→ **Exercise description**
Lines below that hold the word "Height" must be copied in full.

→ **Exercise data**
'''

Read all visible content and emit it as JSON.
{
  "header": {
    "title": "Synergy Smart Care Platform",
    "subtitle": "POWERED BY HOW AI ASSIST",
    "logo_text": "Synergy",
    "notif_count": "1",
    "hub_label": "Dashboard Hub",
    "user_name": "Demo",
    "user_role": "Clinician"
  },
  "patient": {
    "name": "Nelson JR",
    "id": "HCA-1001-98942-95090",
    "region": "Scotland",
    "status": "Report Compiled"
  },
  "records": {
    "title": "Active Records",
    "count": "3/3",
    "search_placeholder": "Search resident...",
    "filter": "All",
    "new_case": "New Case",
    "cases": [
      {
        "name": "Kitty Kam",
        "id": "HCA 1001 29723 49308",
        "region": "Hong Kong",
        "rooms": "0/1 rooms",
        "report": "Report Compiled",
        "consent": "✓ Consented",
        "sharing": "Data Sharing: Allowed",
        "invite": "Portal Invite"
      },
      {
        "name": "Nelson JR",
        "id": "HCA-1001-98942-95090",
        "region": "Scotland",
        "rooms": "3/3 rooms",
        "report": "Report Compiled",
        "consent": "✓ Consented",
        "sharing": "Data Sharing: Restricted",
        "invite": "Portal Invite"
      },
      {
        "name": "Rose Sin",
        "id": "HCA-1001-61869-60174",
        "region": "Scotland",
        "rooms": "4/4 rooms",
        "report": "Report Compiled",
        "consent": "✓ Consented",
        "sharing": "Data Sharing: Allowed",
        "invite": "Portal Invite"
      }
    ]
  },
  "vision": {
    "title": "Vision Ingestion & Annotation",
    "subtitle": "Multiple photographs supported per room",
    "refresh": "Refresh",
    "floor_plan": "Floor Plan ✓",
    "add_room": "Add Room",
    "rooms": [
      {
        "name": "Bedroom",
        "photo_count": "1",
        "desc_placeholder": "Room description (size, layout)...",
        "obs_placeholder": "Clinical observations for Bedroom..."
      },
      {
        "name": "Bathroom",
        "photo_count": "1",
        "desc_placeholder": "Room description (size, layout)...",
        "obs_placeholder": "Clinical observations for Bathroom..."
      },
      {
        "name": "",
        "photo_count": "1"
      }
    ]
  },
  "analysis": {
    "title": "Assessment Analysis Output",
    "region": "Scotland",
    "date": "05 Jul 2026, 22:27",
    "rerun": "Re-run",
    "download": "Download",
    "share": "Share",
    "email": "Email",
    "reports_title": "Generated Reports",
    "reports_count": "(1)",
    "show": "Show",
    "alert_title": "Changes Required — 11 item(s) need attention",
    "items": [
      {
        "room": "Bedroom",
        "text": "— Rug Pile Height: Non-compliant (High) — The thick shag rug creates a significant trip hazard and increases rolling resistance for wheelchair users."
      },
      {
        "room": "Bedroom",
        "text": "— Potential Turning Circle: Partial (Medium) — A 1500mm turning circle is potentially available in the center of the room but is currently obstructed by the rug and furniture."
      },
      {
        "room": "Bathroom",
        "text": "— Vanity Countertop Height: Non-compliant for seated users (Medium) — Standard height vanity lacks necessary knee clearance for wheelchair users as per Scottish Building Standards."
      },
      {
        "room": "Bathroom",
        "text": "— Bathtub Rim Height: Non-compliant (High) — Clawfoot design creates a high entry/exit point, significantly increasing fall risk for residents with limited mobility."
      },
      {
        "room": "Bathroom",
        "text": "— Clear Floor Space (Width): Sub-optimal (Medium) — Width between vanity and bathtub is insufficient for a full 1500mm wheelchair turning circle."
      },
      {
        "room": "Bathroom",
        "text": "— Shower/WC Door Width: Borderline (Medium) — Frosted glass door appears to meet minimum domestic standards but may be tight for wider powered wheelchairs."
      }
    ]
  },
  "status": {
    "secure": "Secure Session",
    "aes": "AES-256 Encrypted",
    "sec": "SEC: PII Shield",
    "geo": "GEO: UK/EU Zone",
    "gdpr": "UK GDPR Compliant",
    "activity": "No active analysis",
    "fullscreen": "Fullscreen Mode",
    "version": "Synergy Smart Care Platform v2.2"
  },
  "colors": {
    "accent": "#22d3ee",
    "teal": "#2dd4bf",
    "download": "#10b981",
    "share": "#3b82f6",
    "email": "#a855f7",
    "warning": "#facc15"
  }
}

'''

→ **Worked solution**
        "text": "— Rug Pile Height: Non-compliant (High) — The thick shag rug creates a significant trip hazard and increases rolling resistance for wheelchair users."
        "text": "— Vanity Countertop Height: Non-compliant for seated users (Medium) — Standard height vanity lacks necessary knee clearance for wheelchair users as per Scottish Building Standards."
        "text": "— Bathtub Rim Height: Non-compliant (High) — Clawfoot design creates a high entry/exit point, significantly increasing fall risk for residents with limited mobility."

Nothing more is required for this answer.